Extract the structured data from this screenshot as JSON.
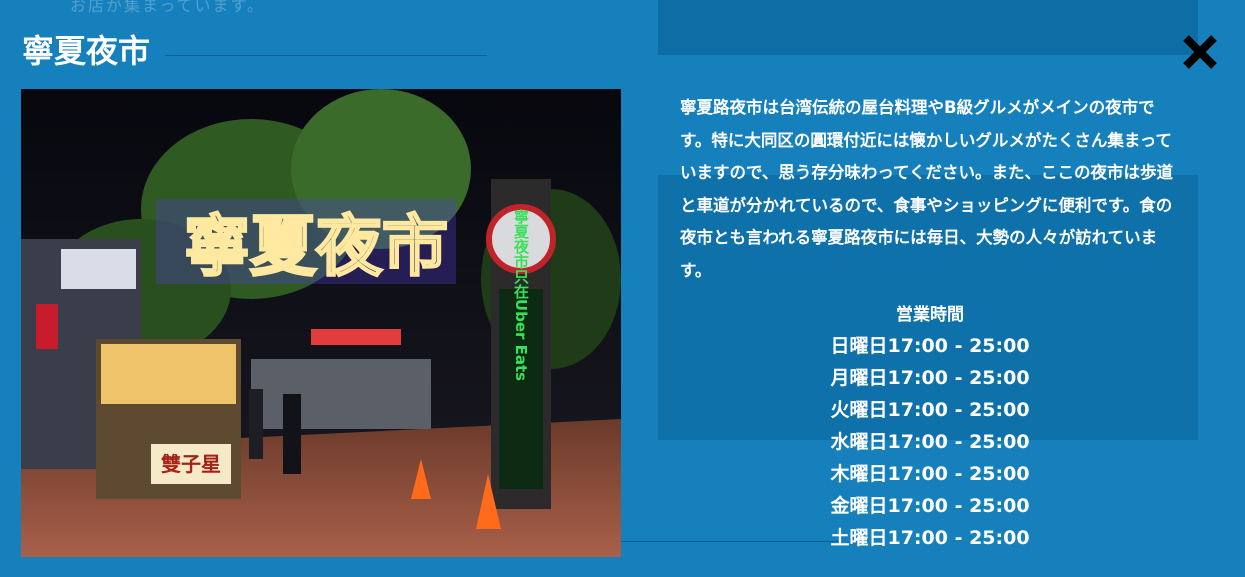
{
  "background_snippet": "お店が集まっています。",
  "title": "寧夏夜市",
  "close_icon": "close-x-icon",
  "photo": {
    "sign_main": "寧夏夜市",
    "pillar_text": "寧夏夜市只在Uber Eats",
    "stall_sign": "雙子星"
  },
  "description": "寧夏路夜市は台湾伝統の屋台料理やB級グルメがメインの夜市です。特に大同区の圓環付近には懐かしいグルメがたくさん集まっていますので、思う存分味わってください。また、ここの夜市は歩道と車道が分かれているので、食事やショッピングに便利です。食の夜市とも言われる寧夏路夜市には毎日、大勢の人々が訪れています。",
  "hours": {
    "title": "営業時間",
    "rows": [
      {
        "day": "日曜日",
        "time": "17:00 - 25:00"
      },
      {
        "day": "月曜日",
        "time": "17:00 - 25:00"
      },
      {
        "day": "火曜日",
        "time": "17:00 - 25:00"
      },
      {
        "day": "水曜日",
        "time": "17:00 - 25:00"
      },
      {
        "day": "木曜日",
        "time": "17:00 - 25:00"
      },
      {
        "day": "金曜日",
        "time": "17:00 - 25:00"
      },
      {
        "day": "土曜日",
        "time": "17:00 - 25:00"
      }
    ]
  },
  "colors": {
    "background": "#1680bd",
    "panel": "#0f71aa",
    "text": "#ffffff",
    "close_icon": "#000000"
  }
}
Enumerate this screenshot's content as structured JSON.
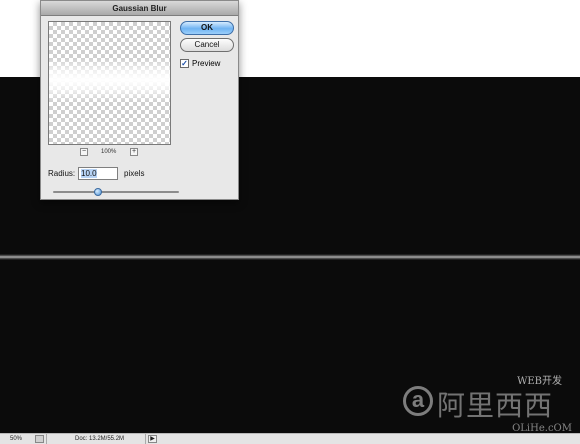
{
  "dialog": {
    "title": "Gaussian Blur",
    "ok_label": "OK",
    "cancel_label": "Cancel",
    "preview_label": "Preview",
    "preview_checked": true,
    "zoom_minus": "−",
    "zoom_plus": "+",
    "zoom_percent": "100%",
    "radius_label": "Radius:",
    "radius_value": "10.0",
    "radius_unit": "pixels",
    "slider_fraction": 0.36
  },
  "statusbar": {
    "zoom": "50%",
    "doc_info": "Doc: 13.2M/55.2M",
    "menu_arrow": "▶"
  },
  "watermark": {
    "top_text": "WEB开发",
    "logo_letter": "a",
    "main_text": "阿里西西",
    "sub_text": "OLiHe.cOM"
  },
  "colors": {
    "canvas": "#0b0b0b",
    "ok_button": "#6fb3f2",
    "dialog_bg": "#e8e8e8"
  }
}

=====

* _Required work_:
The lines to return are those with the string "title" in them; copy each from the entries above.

* _Result of this task_:
  "title": "寧夏夜市",
    "title": "営業時間",
    "title": "Gaussian Blur",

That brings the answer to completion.